The Impeachers: The Trial of Andrew Johnson and the Dream of a Just Nation
“The Impeachers: The Trial of Andrew Johnson and the Dream of a Just Nation is not only an important book that reminds us of a historical moment we might have been in danger of forgetting, it also serves as a reminder that what was is never all that far from what is.”
On March 4, 1865, at around noon in the Senate Chamber in Washington D.C., Andrew Johnson rose to take the oath of office as vice president of the United States and to give a few short remarks as was customary. Those short remarks turned into a 20-minute harangue—slurring, rambling, and nearly incoherent—during which Johnson stressed his plebian origins, insisted he was neither vain nor arrogant, touched upon his common upbringing (again), bragged about how humble he was (again), and took pains to thank every member of Lincoln’s cabinet—but couldn’t quite recall Secretary of the Navy Gideon Welles’s name. As Carl Sandburg noted in Abraham Lincoln: The War Years, “Andy was in a mood.”
That Andrew Johnson had that morning enjoyed up to three tumblers of whiskey seems almost certain; that he was still suffering from a recent attack of typhoid fever, less so. At any rate, the cadres of serious, war-worn lawmakers and their guests and families assembled to hear him on that gray, rainy morning were, by turns, horrified and mortified. Finally, outgoing Vice President Hannibal Hamlin tugged at Johnson’s coattails a few times, and Johnson went on a bit longer before finally repeating his oath of office. Then he faced his audience, took up the Bible he’d sworn upon, and gave it a loud, sloppy kiss. All the while, Abraham Lincoln sat in the audience studying his shoes.
Forty-two days later, the American Civil War was all but over, Lincoln was killed by an assassin’s bullet, and Andrew Johnson became the 17th president of the United States.
Brenda Wineapple’s wonderful The Impeachers: The Trial of Andrew Johnson and the Dream of a Just Nation is not a biography of Andrew Johnson, nor of his presidency. Rather, it is a book about the political turbulence of the fractious post-war reconstruction era as America tried to find better footing for a more just nation going forward.

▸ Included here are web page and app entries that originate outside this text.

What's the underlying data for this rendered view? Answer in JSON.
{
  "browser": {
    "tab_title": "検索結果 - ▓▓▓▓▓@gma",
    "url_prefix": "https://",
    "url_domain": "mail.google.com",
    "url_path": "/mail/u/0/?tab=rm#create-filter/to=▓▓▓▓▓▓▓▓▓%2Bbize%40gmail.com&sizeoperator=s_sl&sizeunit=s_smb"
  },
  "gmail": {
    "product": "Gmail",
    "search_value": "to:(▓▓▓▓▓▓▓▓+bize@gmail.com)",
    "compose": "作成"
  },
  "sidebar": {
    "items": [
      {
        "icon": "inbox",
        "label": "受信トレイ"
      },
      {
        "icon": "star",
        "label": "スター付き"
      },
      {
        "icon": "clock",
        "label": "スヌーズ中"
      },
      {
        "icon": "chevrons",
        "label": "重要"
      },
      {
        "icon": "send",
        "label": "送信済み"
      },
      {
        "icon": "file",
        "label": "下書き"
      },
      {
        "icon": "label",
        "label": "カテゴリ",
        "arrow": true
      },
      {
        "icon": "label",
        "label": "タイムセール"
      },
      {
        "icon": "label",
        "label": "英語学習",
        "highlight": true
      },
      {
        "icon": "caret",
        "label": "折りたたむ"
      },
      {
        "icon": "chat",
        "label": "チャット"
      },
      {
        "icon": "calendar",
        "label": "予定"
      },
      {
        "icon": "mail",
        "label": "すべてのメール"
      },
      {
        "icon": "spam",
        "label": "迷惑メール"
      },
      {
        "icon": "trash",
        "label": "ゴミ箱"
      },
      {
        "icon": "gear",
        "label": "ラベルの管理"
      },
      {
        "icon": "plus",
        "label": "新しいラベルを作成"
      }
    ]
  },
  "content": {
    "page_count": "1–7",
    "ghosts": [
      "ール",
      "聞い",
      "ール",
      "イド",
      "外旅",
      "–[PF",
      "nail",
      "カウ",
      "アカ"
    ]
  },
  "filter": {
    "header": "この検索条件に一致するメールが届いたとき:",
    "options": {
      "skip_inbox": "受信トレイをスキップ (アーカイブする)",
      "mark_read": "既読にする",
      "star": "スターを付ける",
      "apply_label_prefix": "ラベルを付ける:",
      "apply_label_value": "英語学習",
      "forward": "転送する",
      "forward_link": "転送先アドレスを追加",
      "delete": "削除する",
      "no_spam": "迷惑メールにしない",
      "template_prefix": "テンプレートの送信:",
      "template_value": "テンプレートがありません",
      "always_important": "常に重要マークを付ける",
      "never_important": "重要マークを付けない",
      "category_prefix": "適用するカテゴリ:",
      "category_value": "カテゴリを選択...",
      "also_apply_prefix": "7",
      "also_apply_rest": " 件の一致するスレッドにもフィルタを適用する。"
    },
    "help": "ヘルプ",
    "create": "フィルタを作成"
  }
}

Wineapple’s clear, precise prose turns what could have been dry reading into a nearly edge-of-your seat narrative as we follow a flawed and outrageous demagogue trying his level best, it seems, to return the United States to its antebellum status quo through means both bombastic and underhanded.
Indeed, at nearly every turn, instead of taking the painful final steps toward Lincoln’s ideal of a just nation in the wake of so long and bloody a war, Wineapple’s narrative has Johnson scornfully repudiating nearly all the forward progress gained, with the final provocation that led to his impeachment proceedings hinging on his refusal to sign certain civil rights legislation.
Of course, to fully understand and appreciate such fraught times, one must treat with a veritable horde of ancillary characters, and here The Impeachers shines. From the indomitable Secretary of War, Edwin Stanton, holed-up in his office as Johnson attempts to replace him, to the fierce-but-frail Thaddeus Stevens being carried into the House of Representative to speak his piece, to Senator Charles Sumner, still unbowed even after his near-fatal caning on the floor of the Senate after speaking out against slavery, to Senator Edmund G. Ross, his deciding vote, and his infatuation with sugar-haired sculptor Vinnie Ream, Wineapple introduces us to the lofty and the low, the noble and the corrupt, and it is to her credit that the book never sinks beneath the weight of its necessary detail.
Though Brenda Wineapple at no time uses her subject as a pulpit to preach on current events, it is hard to approach a book like The Impeachers without looking at it through the lens of today. One of the smallest and, perhaps, least surprising revelations of The Impeachers is that those lofty and low characters are, at root, little different than those we see and read about every day. In the antebellum and war periods, the United States received beatings that nearly broke it, but the country kept stumbling forward. Brenda Wineapple’s The Impeachers: The Trial of Andrew Johnson and the Dream of a Just Nation is not only an important book that reminds us of a historical moment we might have been in danger of forgetting, it also serves as a reminder that what was is never all that far from what is.